A Short But Impactful Book

Akthough it consists of a very slight 107 pages, there is plenty packed in. Orwell doesn’t waste a single word in his dystopian vision of the future that makes big statements on censorship, control, free speech and the media—and how all of them can be used for nefarious means if unchecked and unchallenged. It’s not a simple read though. Classics tend to be full of exposition, with long winding paragraphs of description and explanation, and 1984 is no exception. There are also a lot of buzzwords to get your head around as well as heavily political and psychological themes.

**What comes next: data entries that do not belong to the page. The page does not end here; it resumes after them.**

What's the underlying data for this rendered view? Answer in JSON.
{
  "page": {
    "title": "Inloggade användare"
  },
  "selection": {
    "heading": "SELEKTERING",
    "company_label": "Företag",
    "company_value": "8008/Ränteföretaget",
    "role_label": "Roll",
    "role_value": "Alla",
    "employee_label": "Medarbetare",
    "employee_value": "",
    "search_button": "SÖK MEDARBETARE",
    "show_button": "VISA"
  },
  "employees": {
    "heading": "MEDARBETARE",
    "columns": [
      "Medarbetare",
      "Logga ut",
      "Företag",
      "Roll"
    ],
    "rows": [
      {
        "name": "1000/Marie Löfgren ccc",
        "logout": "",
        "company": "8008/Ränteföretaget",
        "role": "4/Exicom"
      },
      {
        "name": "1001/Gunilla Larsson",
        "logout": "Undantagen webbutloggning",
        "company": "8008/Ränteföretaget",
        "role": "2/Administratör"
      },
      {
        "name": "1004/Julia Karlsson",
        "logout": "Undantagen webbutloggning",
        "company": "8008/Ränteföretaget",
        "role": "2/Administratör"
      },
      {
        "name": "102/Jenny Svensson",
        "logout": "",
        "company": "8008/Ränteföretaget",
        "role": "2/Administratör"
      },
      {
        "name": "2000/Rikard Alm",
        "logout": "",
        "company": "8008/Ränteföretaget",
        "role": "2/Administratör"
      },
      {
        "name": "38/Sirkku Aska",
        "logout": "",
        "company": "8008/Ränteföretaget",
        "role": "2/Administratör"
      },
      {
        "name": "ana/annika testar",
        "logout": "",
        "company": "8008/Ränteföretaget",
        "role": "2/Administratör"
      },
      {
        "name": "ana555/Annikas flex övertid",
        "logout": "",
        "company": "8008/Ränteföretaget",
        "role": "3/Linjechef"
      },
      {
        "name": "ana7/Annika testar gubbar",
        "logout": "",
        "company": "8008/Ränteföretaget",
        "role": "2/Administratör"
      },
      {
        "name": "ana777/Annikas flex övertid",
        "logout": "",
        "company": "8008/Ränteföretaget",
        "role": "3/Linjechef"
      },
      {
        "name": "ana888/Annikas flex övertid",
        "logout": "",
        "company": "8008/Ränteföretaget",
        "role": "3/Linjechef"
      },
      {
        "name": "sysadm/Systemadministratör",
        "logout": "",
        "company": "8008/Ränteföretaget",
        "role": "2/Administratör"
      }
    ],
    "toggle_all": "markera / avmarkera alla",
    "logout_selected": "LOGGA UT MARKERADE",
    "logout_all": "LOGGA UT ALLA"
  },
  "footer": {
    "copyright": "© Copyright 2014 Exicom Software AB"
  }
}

But should you persevere, this is a book that will leave a lasting impression.

If anything, the book leans toward being more of an essay at times than an actual story but it is by no means any less engaging because of this. The very detached and cold nature of its writing feels deliberate to the point of it being tense and uncomfortable. This is one of those titles that should always be taught in schools; there’s plenty to pick at and analyse and wonder about, which is what speculative Sci-Fi should always do.

1984 is a book not to be missed. Just don’t let Big Brother catch you reading it.


If you are interested in studying English or English Literature, Oxford Open Learning offer you the chance to do so at a variety of levels, listed below. You can also Contact Us by clicking on the link here.

English GCSE

English Literature GCSE

English IGCSE

English Literature IGCSE

English A level

English Literature A level

English IGCSE (Fast Track)

See more by

Stay Connected